As Benjamin Franklin once said, “Beer is proof that God loves us and wants us to be happy.” Yet, some beers use odd assortments of animal ingredients in their processing—that makes them not vegan. This is comparable to the way some companies make cane sugar into white sugar and explains why vegans usually prefer brown sugar or alternative sweeteners. During the brewing process, beer and wine are filtered—sometimes through isinglass (from fish bladder,) gelatin, egg whites, or sea shells. While these filtrates do not affect taste, by choosing a vegan beer you can sip worry-free (and in moderation).
LaBelle Winery makes vegan fruit wines, though their grape wine is not vegan. This New Hampshire winery has a wide selection of dry, semi-dry, dessert, and sparkling wines. They also have seasonal offerings, such as Sugar Maple Liqueur. There are many options for vegan vinos—it is best to consult directly with the company or check a vegan wine directory before purchasing.
Although the same hold true for beers, there are vegan brands available in most locations. Bud Light, Miller, Corona, Coors Light, Heineken, and Dos Equis are all suitable for vegans. While manufacturers must state the ingredients of the beer, they are not required to materials used during processing. But you can check the ingredient label to make sure your beer is not sweetened with honey. Craft breweries tend to brew their beers in small batches and may vary their ingredients form one batch to the next so it is best to inquire before you imbibe.
Most liquors are vegan—feel free to indulge in Bacardi, Smirnoff, Amaretto, and Tequila. Thus, vegans can generally enjoy mixed drinks and cocktails without worrying. With St. Patrick’s Day coming up, it only seems appropriate to discuss vegan Bailey’s and Irish Coffee.
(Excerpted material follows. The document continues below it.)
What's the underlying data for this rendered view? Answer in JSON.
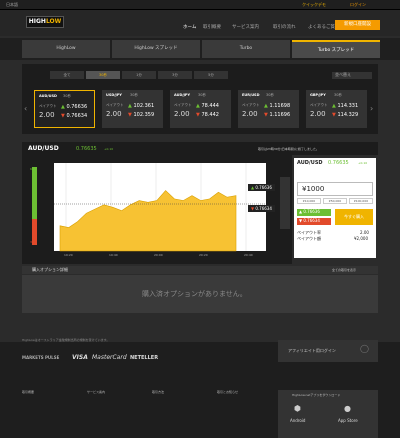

Although traditional Bailey’s and Irish Coffee are not vegan—they are made with milk—it is easy to substitute soy creamer or flavored milk alternatives in these drinks. Most milk alternatives can replace dairy milk one-for-one; although you may need to adjust the amount of sweeteners if using flavored milks. A little trial and error never hurt anyone.
For the truly adventurous, consider brewing your own alcohol. While technology has improved since the Prohibition-era “bathtub Gin,” distilling your own spirits is quite a time commitment. At times, it can seem more like a chemistry experiment than a culinary recipe. Still, there are home brewing kits that help to simplify the process—think of it like buying boxed cake mix—all you need to do is add a few ingredients and follow the directions.
Although most companies do not advertise that their alcohol is free of animal products, there are plenty of commercially available vegan spirits to suit your needs. Most large brands tend to stick to the same methods so you can be assured that brewing methods are consistent from batch to batch. From grocery-store brands to craft breweries, you will surely find the right, vegan drink without going through the trouble of home brewing. Cheers!